### Data extract:
* * * *
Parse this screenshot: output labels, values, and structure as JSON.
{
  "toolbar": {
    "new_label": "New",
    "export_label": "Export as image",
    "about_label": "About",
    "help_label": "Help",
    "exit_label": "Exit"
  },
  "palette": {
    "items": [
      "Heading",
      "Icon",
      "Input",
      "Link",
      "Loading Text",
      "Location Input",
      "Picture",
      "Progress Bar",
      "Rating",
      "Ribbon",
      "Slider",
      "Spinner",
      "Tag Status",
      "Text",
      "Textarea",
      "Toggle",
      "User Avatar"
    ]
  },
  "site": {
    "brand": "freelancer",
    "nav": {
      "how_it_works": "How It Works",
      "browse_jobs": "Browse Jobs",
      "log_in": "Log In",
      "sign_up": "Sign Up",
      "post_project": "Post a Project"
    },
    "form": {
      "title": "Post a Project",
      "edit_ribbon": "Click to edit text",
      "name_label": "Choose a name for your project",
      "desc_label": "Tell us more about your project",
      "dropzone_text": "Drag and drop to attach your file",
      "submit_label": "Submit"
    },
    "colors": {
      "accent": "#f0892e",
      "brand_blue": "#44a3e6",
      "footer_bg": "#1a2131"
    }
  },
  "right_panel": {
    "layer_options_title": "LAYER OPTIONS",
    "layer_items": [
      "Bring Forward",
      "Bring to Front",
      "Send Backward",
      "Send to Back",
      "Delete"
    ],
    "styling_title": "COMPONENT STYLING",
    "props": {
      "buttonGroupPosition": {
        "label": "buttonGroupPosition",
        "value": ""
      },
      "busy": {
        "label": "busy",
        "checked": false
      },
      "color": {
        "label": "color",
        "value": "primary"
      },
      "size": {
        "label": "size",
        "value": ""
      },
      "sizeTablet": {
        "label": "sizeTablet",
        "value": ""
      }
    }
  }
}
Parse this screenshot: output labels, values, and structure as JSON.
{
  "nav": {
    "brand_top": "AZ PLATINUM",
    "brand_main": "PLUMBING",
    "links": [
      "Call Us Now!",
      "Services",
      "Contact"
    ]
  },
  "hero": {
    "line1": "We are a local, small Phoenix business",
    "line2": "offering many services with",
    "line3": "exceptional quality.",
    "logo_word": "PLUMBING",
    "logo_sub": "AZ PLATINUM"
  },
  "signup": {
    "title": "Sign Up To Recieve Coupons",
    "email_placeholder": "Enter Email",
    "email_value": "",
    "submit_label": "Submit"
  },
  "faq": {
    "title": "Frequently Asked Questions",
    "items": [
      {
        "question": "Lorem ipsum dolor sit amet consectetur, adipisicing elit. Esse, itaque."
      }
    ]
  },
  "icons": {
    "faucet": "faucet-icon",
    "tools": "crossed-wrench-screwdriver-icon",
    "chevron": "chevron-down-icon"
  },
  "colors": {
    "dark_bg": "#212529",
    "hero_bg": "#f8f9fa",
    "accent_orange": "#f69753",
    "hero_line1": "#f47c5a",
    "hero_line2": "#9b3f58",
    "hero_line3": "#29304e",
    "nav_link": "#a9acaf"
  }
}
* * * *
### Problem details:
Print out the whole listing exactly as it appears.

### Answer area:
Parse this screenshot: output labels, values, and structure as JSON.
{
  "toolbar": {
    "new_label": "New",
    "export_label": "Export as image",
    "about_label": "About",
    "help_label": "Help",
    "exit_label": "Exit"
  },
  "palette": {
    "items": [
      "Heading",
      "Icon",
      "Input",
      "Link",
      "Loading Text",
      "Location Input",
      "Picture",
      "Progress Bar",
      "Rating",
      "Ribbon",
      "Slider",
      "Spinner",
      "Tag Status",
      "Text",
      "Textarea",
      "Toggle",
      "User Avatar"
    ]
  },
  "site": {
    "brand": "freelancer",
    "nav": {
      "how_it_works": "How It Works",
      "browse_jobs": "Browse Jobs",
      "log_in": "Log In",
      "sign_up": "Sign Up",
      "post_project": "Post a Project"
    },
    "form": {
      "title": "Post a Project",
      "edit_ribbon": "Click to edit text",
      "name_label": "Choose a name for your project",
      "desc_label": "Tell us more about your project",
      "dropzone_text": "Drag and drop to attach your file",
      "submit_label": "Submit"
    },
    "colors": {
      "accent": "#f0892e",
      "brand_blue": "#44a3e6",
      "footer_bg": "#1a2131"
    }
  },
  "right_panel": {
    "layer_options_title": "LAYER OPTIONS",
    "layer_items": [
      "Bring Forward",
      "Bring to Front",
      "Send Backward",
      "Send to Back",
      "Delete"
    ],
    "styling_title": "COMPONENT STYLING",
    "props": {
      "buttonGroupPosition": {
        "label": "buttonGroupPosition",
        "value": ""
      },
      "busy": {
        "label": "busy",
        "checked": false
      },
      "color": {
        "label": "color",
        "value": "primary"
      },
      "size": {
        "label": "size",
        "value": ""
      },
      "sizeTablet": {
        "label": "sizeTablet",
        "value": ""
      }
    }
  }
}
Parse this screenshot: output labels, values, and structure as JSON.
{
  "nav": {
    "brand_top": "AZ PLATINUM",
    "brand_main": "PLUMBING",
    "links": [
      "Call Us Now!",
      "Services",
      "Contact"
    ]
  },
  "hero": {
    "line1": "We are a local, small Phoenix business",
    "line2": "offering many services with",
    "line3": "exceptional quality.",
    "logo_word": "PLUMBING",
    "logo_sub": "AZ PLATINUM"
  },
  "signup": {
    "title": "Sign Up To Recieve Coupons",
    "email_placeholder": "Enter Email",
    "email_value": "",
    "submit_label": "Submit"
  },
  "faq": {
    "title": "Frequently Asked Questions",
    "items": [
      {
        "question": "Lorem ipsum dolor sit amet consectetur, adipisicing elit. Esse, itaque."
      }
    ]
  },
  "icons": {
    "faucet": "faucet-icon",
    "tools": "crossed-wrench-screwdriver-icon",
    "chevron": "chevron-down-icon"
  },
  "colors": {
    "dark_bg": "#212529",
    "hero_bg": "#f8f9fa",
    "accent_orange": "#f69753",
    "hero_line1": "#f47c5a",
    "hero_line2": "#9b3f58",
    "hero_line3": "#29304e",
    "nav_link": "#a9acaf"
  }
}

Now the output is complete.